* In addition to all the above distractions to the campaign, Sarah Palin has continued to throw her childlike tantrums for attention, most recently by launching leg two of her summer bus tour from Iowa, during the Ames activities. Her shenanigans, along with others, have kept Romney entirely off the media radar screen — not only allowing his gaffes to escape large-scale notice, but, more important, letting him avoid taking stands of any kind, like, for example, on the recent debt-ceiling debate. This is key, because every time he has to actually take a position, it either hurts him in the primary, or, if he takes a position extreme enough to satisfy the conservative base, it wounds him for the general election.
* Finally, the latest economic struggles, punctuated by last week's roller-coaster stock-market ride, has dropped Barack Obama to the lowest polling nadir of his presidency, according to Gallup.
All of this suggests that the GOP race will quickly become, for all practical purposes, a three-way race among Romney, Perry, and Bachmann. The party establishment will of course work to block Bachmann, who has probably peaked too soon anyway. But they will also soon be persuaded that Perry would blow this chance for the GOP to win the White House. They will thus rally around Romney, helping him win Iowa and New Hampshire — effectively ending the contest and wrapping up the nomination by February. This easy consolidation will spare Romney the need to kowtow to the Tea Party extremists. Thus, he will be in strong shape heading into the general-election fight against a weakened, vulnerable incumbent.

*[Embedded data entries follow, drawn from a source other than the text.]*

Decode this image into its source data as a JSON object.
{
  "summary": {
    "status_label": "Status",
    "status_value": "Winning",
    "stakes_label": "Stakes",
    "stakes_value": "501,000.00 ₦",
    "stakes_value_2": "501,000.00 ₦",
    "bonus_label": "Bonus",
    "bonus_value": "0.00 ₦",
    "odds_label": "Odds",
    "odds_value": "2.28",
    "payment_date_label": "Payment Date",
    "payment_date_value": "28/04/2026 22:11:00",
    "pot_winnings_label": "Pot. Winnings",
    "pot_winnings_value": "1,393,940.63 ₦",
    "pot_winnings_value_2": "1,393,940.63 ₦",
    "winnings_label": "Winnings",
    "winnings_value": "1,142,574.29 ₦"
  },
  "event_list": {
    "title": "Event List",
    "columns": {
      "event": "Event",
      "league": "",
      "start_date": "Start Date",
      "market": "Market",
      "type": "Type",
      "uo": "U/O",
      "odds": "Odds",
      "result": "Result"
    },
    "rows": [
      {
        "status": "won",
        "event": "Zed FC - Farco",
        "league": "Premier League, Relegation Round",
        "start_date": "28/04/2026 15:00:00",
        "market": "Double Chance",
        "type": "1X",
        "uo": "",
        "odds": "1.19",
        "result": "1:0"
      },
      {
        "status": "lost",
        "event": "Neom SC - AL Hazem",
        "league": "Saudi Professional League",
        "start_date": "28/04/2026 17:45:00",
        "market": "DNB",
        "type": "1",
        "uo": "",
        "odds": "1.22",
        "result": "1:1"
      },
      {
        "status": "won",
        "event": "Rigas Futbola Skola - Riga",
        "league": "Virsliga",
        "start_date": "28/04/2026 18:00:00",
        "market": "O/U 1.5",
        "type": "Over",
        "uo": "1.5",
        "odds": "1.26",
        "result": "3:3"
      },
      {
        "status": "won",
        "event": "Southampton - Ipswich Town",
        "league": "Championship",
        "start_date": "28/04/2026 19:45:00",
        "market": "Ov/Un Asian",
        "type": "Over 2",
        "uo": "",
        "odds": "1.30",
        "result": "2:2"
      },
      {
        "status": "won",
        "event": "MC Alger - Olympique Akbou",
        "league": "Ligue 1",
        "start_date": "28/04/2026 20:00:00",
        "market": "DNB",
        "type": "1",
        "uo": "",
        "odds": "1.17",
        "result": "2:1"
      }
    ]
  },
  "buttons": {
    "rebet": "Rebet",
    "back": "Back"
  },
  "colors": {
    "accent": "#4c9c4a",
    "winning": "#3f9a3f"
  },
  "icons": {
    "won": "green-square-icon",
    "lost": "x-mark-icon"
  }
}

That's not the only way things could play out, of course. Republican primary voters might go with the radically anti-government Perry — or, who knows, maybe even Bachmann. And Obama is far from dead yet.

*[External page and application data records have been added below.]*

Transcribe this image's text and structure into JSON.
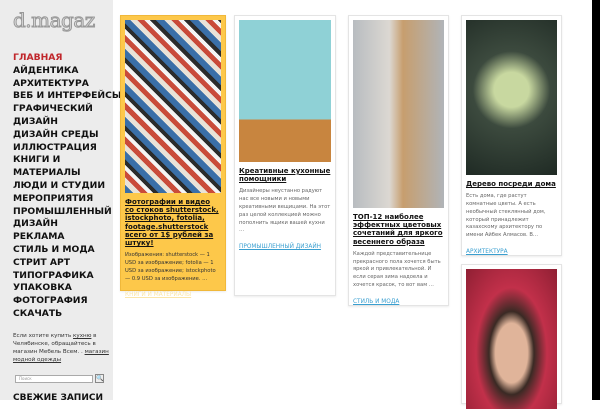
{
  "logo": "d.magaz",
  "nav": [
    {
      "label": "ГЛАВНАЯ",
      "active": true
    },
    {
      "label": "АЙДЕНТИКА"
    },
    {
      "label": "АРХИТЕКТУРА"
    },
    {
      "label": "ВЕБ И ИНТЕРФЕЙСЫ"
    },
    {
      "label": "ГРАФИЧЕСКИЙ"
    },
    {
      "label": "ДИЗАЙН"
    },
    {
      "label": "ДИЗАЙН СРЕДЫ"
    },
    {
      "label": "ИЛЛЮСТРАЦИЯ"
    },
    {
      "label": "КНИГИ И"
    },
    {
      "label": "МАТЕРИАЛЫ"
    },
    {
      "label": "ЛЮДИ И СТУДИИ"
    },
    {
      "label": "МЕРОПРИЯТИЯ"
    },
    {
      "label": "ПРОМЫШЛЕННЫЙ"
    },
    {
      "label": "ДИЗАЙН"
    },
    {
      "label": "РЕКЛАМА"
    },
    {
      "label": "СТИЛЬ И МОДА"
    },
    {
      "label": "СТРИТ АРТ"
    },
    {
      "label": "ТИПОГРАФИКА"
    },
    {
      "label": "УПАКОВКА"
    },
    {
      "label": "ФОТОГРАФИЯ"
    },
    {
      "label": "СКАЧАТЬ"
    }
  ],
  "note": {
    "pre": "Если хотите купить ",
    "link1": "кухню",
    "mid": " в Челябинске, обращайтесь в магазин Мебель Всем. . ",
    "link2": "магазин модной одежды"
  },
  "search": {
    "placeholder": "Поиск",
    "button": "🔍"
  },
  "recent_title": "СВЕЖИЕ ЗАПИСИ",
  "posts": [
    {
      "title": "Фотографии и видео со стоков shutterstock, istockphoto, fotolia, footage.shutterstock всего от 1$ рублей за штуку!",
      "text": "Изображения: shutterstock — 1 USD за изображение; fotolia — 1 USD за изображение; istockphoto — 0.9 USD за изображение. …",
      "category": "КНИГИ И МАТЕРИАЛЫ"
    },
    {
      "title": "Креативные кухонные помощники",
      "text": "Дизайнеры неустанно радуют нас все новыми и новыми креативными вещицами. На этот раз целой коллекцией можно пополнить ящики вашей кухни …",
      "category": "ПРОМЫШЛЕННЫЙ ДИЗАЙН"
    },
    {
      "title": "ТОП-12 наиболее эффектных цветовых сочетаний для яркого весеннего образа",
      "text": "Каждой представительнице прекрасного пола хочется быть яркой и привлекательной. И если серая зима надоела и хочется красок, то вот вам …",
      "category": "СТИЛЬ И МОДА"
    },
    {
      "title": "Дерево посреди дома",
      "text": "Есть дома, где растут комнатные цветы. А есть необычный стеклянный дом, который принадлежит казахскому архитектору по имени Айбек Алмасов. В…",
      "category": "АРХИТЕКТУРА"
    }
  ]
}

But still, the likelihood of a President Romney seems far more realistic today than it did just a week ago. And that's more despite Romney than because of him.

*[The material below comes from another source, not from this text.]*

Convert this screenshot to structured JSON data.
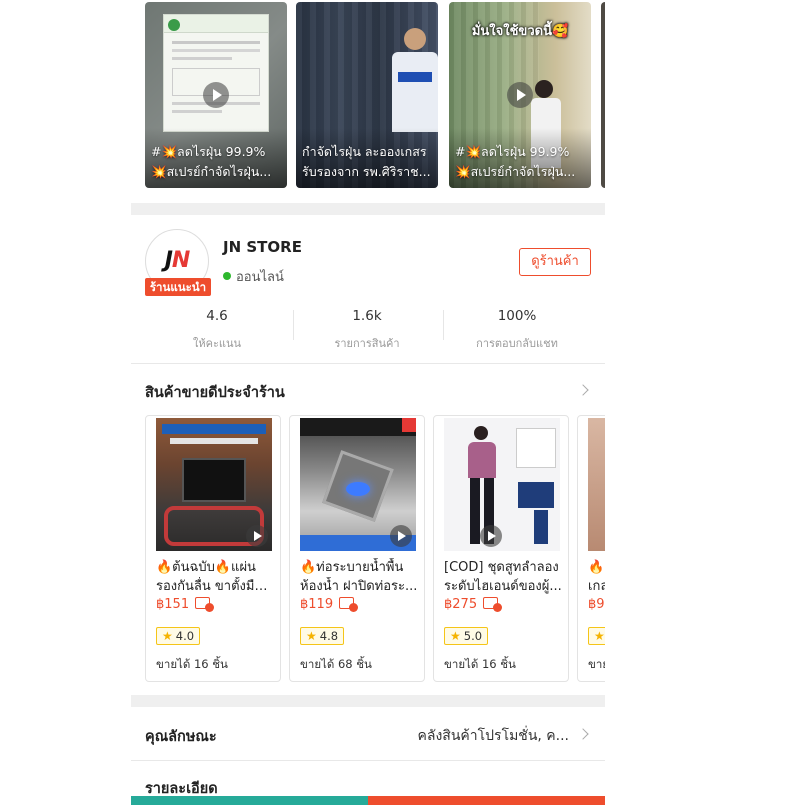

In truth, it's hard to find a single thing that's gone well for Romney himself.
His fundraising, notably, has been surprisingly weak. Yes, it easily leads this second-tier field, but it's well behind his own numbers of four years ago — when he was a decided underdog in his first national race. He should be well outpacing that this time, as the front-runner, yet most GOP donors have been staying on the sidelines rather than pitching in for him.
Romney has also shown absolutely no upward movement in polling — his numbers are, frankly, terrible for a front-runner with his advantage in name recognition and money. He has also, for a front-runner, been strikingly unable to round up political endorsers. None of the former presidential candidates or near-candidates has backed him. The problem seems to go considerably deeper: his national and state-by-state campaign co-chairs are heavy on hedge-fund managers and light on political heavyweights.
Meanwhile, Romney has kept himself so removed from public contact that he gets mocked for his inactivity almost as much as for his notorious flip-flopping and inauthenticity — I have dubbed him the hermetically sealed candidate, while Politico recently called his campaign the Mittness Protection Program.